Your Animal Spirit for Today
December 12, 2013



Is Big Foot real or a hoax? It doesn’t really matter, because he has ambled into your reading to remind you of life’s mysteries. Not everything can be explained, not everything can be touched—but that doesn’t mean it don’t exist. Suspend your logic for a bit, and be open to the mystery.


Buffalo’s humped shoulders and horns indicate stored-up power. When threatened, buffalo create a defensive circle in which cows encircle the calves, and bulls encircle the cows. When provoked, buffalo can be unpredictably dangerous.

The Plains Indians hold the buffalo sacred. Tribes would offer prayers of gratitude both before a hunt and after a buffalo was killed to honor the spirit of the animal that provided them meat, shelter, and clothing.

Buffalo reminds us to give thanks for what we have, and pay
tribute to the sacrifice of life that allows us to survive.
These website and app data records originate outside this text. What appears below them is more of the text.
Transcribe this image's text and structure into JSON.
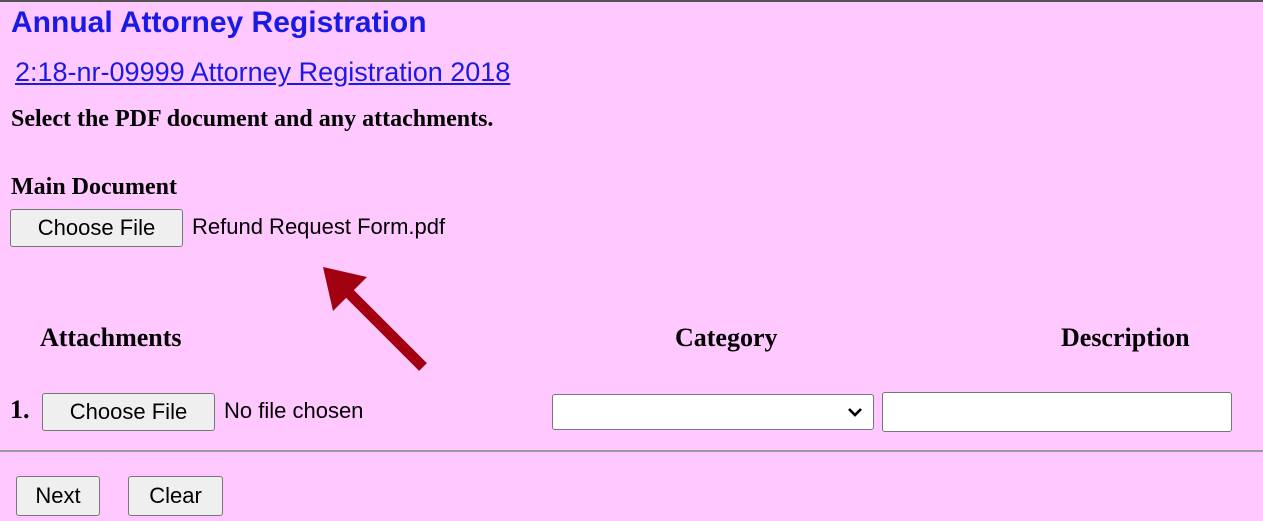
{
  "page": {
    "title": "Annual Attorney Registration",
    "case_link": "2:18-nr-09999 Attorney Registration 2018",
    "instruction": "Select the PDF document and any attachments."
  },
  "main_document": {
    "label": "Main Document",
    "choose_button": "Choose File",
    "file_name": "Refund Request Form.pdf"
  },
  "annotation": {
    "arrow_color": "#a00010"
  },
  "attachments": {
    "headers": {
      "attachments": "Attachments",
      "category": "Category",
      "description": "Description"
    },
    "rows": [
      {
        "number": "1.",
        "choose_button": "Choose File",
        "file_status": "No file chosen",
        "category_selected": "",
        "description_value": ""
      }
    ]
  },
  "actions": {
    "next": "Next",
    "clear": "Clear"
  },
  "colors": {
    "background": "#ffc8ff",
    "link": "#1a1ae6"
  }
}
It comes to teach us to reconnect with the Earth, respect all life, and honor our own divine essence.

Earth Science Photo of the Day for October 24th

Hot Springs, Yellowstone National Park

October 24, 2011


Photographer: Marli Miller; Marli’s Website
Summary Author: Marli Miller

The hot springs shown above, linked by a shallow overflow channel, reside in the West Thumb Geyser Basin of Yellowstone National Park. Sinter, which is hydrothermally precipitated silica, forms the white crust while heat-tolerant bacteria and algae form the yellows and browns.


Although it’s one of the smallest of Yellowstone’s geyser basins, West Thumb is significant because it occupies part of a caldera within the much-larger and somewhat older Yellowstone caldera. West Thumb caldera was formed by an eruption between 150,000 and 200,000 years ago, whereas the main Yellowstone eruption occurred about 600,000 years ago. On a map, the West Thumb caldera appears as the distinct elliptical area that makes up the western part of Yellowstone Lake. With an area of about 30 sq. mi (78 sq. km), it compares in size to Crater Lake, Oregon. By contrast, the Yellowstone caldera exceeds 1,000 sq. mi. (2,590 sq. km) in area. Photo taken in July 2008.


Photo details: Camera Maker: Canon; Camera Model: Canon EOS 5D; Lens: EF24-105mm f/4L IS USM; Image Focal Length: 32.0mm; Aperture: f/9.0; Exposure Time: 0.025 s (1/40); ISO equiv: 100; Exposure Bias: -0.33 EV; Metering Mode: Spot; Exposure: program (Auto); White Balance: Auto; Flash Fired: No (enforced); Orientation: Normal; Color Space: Adobe RGB (1998).